Food Aid: Help or Harm? Both.

Contradictions are popping up a lot around here lately: By now, you’ve likely heard AJWS say “U.S. food aid saves lives but it’s also causing more hunger.”  We’re often uncomfortable with contradictions like these, and instead, crave clear messages that we can embrace: hunger is bad. Aid is good. Too bad things can’t be that simple.

It turns out that food aid has been a complicated topic all the way back to biblical times, when the imprisoned patriarch Joseph was charged with devising a plan for avoiding a hunger crisis in Egypt. He decided to hoard food during the “seven years of plenty” and distribute it to hungry Egyptians during the “seven years of famine”—the world’s earliest example of in-kind food aid.

I had always learned this story in simplified terms that focused only on Joseph’s foresight and ingenuity. But a pair of AJWS Torah commentaries last week showed that, like our modern food aid, there are two sides to this story. Depending on which piece you read, you might have come away thinking that the forefather was either noble—or criminal.

The first of our publications on this story was a text study that focused on the positive. The Torah describes Joseph and his plan as “wise and discerning”—which the text study notes can inspire us all to be thoughtful in the way we provide for the poor. Giving tzedakah in a way that we know will make the greatest impact is an important lesson as our mailboxes fill up with requests from all kinds of charities at this time of year.

But on Tuesday, Dvar Tzedek fellow Sigal Samuel explored the shameful underbelly of the same iconic story. It turns out that Joseph’s plan saved a lot of lives but was a real long-term disaster for the starving Egyptian people. To get the grain he had stored, they had to pay by selling him their livestock, their land and, eventually, their freedom. Joseph’s “wise and discerning” plan turned out to be a recipe for enslaving an entire nation. It saved lives in the short term, but certainly didn’t stave off hunger and poverty in the future.

What are we to make of a biblical tale that can be taught in two such radically different ways? Was Joseph wise and discerning? Was he an oppressor?

The answer is both.

This discovery resonated for me, because I’ve been writing a lot recently about the dual faces of AJWS’s Reverse Hunger campaign. On one hand, AJWS is urging Congress to protect U.S. food aid programs when it makes budget cuts. The U.S. is the largest global donor of food aid to countries in need, and this food aid saves lives—especially in places like Somalia, where people are desperate for food of any kind.

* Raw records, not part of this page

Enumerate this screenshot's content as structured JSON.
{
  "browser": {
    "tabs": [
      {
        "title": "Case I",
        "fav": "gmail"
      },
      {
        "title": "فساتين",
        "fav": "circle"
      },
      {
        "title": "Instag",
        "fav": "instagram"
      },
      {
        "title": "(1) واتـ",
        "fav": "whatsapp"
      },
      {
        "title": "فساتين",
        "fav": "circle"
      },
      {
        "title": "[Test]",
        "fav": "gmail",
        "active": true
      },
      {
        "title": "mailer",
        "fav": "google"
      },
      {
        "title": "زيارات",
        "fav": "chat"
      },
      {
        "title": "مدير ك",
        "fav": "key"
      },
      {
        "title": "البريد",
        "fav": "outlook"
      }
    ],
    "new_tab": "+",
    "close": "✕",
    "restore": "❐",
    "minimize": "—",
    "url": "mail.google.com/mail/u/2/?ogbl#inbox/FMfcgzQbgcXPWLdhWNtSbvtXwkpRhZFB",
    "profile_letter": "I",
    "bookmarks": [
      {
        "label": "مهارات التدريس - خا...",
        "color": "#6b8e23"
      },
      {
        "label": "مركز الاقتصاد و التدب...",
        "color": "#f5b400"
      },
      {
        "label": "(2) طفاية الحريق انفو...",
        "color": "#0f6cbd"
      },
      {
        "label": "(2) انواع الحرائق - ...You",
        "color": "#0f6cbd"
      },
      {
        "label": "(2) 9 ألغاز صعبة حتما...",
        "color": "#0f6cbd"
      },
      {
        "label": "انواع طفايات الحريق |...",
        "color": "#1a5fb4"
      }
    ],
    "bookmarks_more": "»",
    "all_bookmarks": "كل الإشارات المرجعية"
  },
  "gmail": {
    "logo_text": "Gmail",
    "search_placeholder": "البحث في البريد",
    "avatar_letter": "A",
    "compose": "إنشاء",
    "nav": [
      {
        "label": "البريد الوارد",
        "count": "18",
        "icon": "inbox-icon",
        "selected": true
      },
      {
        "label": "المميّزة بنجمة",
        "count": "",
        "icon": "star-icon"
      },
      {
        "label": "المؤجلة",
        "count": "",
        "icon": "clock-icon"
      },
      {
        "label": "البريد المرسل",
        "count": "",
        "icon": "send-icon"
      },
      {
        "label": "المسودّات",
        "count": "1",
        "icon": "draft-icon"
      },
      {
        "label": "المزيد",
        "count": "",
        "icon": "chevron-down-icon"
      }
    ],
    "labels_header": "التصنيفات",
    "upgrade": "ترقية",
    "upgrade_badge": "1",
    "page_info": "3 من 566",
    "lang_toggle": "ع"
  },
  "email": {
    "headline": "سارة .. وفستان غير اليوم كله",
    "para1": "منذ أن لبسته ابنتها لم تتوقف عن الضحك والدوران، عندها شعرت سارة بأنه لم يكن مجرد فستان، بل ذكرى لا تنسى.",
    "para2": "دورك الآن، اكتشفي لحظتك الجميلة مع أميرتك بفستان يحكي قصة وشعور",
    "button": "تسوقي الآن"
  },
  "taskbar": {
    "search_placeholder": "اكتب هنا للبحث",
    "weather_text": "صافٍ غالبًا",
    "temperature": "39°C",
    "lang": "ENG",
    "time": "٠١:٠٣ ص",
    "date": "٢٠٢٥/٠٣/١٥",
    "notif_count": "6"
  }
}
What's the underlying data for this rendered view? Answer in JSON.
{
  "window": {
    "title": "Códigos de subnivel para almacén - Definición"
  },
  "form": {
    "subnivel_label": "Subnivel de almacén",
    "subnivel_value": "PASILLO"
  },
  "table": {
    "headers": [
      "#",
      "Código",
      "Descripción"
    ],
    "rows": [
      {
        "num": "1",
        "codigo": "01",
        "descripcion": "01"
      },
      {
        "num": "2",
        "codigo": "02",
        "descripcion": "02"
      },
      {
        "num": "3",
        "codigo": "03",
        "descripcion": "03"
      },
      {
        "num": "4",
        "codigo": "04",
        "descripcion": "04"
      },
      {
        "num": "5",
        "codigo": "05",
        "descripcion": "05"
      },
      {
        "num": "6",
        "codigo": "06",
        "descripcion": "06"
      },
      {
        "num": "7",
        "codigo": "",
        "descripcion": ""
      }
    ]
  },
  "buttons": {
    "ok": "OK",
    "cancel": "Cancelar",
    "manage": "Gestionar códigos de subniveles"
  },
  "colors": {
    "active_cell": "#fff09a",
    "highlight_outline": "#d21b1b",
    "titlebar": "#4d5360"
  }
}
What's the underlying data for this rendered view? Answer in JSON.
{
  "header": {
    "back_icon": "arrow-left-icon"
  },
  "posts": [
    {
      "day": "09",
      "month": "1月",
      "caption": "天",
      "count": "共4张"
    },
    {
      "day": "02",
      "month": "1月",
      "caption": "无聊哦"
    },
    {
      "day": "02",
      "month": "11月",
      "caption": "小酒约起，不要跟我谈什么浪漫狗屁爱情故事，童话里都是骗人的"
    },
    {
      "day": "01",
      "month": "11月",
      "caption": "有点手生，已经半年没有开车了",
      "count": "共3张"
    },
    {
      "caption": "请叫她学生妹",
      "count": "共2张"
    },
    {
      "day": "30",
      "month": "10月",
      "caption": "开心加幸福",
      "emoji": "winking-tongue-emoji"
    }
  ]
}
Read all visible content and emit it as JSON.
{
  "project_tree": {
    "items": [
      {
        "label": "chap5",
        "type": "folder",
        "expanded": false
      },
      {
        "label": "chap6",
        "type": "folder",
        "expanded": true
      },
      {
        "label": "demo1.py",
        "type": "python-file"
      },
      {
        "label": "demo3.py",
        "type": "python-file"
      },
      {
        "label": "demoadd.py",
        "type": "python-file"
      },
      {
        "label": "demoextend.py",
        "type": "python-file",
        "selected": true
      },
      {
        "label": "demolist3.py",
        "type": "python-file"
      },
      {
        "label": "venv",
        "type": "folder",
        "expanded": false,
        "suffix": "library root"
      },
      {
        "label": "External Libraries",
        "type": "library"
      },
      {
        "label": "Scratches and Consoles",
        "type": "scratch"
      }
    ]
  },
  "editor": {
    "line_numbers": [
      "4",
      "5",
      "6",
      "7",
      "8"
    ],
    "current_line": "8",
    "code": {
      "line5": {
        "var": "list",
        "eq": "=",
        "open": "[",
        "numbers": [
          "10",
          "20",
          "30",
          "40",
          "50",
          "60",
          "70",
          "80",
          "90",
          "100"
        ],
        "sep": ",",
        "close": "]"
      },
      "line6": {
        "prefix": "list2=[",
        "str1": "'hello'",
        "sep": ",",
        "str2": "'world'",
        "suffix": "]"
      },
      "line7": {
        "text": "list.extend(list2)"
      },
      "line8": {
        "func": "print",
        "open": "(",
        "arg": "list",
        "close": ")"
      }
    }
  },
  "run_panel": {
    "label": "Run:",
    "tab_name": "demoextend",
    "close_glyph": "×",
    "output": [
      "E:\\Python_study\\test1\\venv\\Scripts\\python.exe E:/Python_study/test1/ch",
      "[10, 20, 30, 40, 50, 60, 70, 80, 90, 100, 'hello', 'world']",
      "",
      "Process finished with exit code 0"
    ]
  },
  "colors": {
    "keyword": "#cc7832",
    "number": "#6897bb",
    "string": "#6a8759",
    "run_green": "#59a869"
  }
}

But on the other hand, we’re telling Congress that the U.S. food aid program is causing crushing dependency in developing countries. The current policy (outlined in the Farm Bill) requires that the U.S. send actual American-grown food to developing countries, rather than sending money to buy food grown nearby. In many places, the free food out-prices local farmers, destroys the local agricultural economy and forces people to become even more dependent on food aid. It’s a complex and vicious cycle.

Like the Joseph story, if you tell only one side of food aid you miss the big picture.

We have to urge our government to keep distributing food aid—but to do it better. We should be following the example of nearly every other international donor and stop shipping boat loads of American goods half way around the world when we could be buying it from struggling farmers in the regions we’re trying to help.

Because people worldwide are depending on us to plan wisely and implement with compassion. Without both, fighting hunger is just a dream.

Visit AJWS’s website to sign the Jewish Petition for a Just Farm Bill. It’ll bring us one step closer to creating food aid policy that just helps people—period.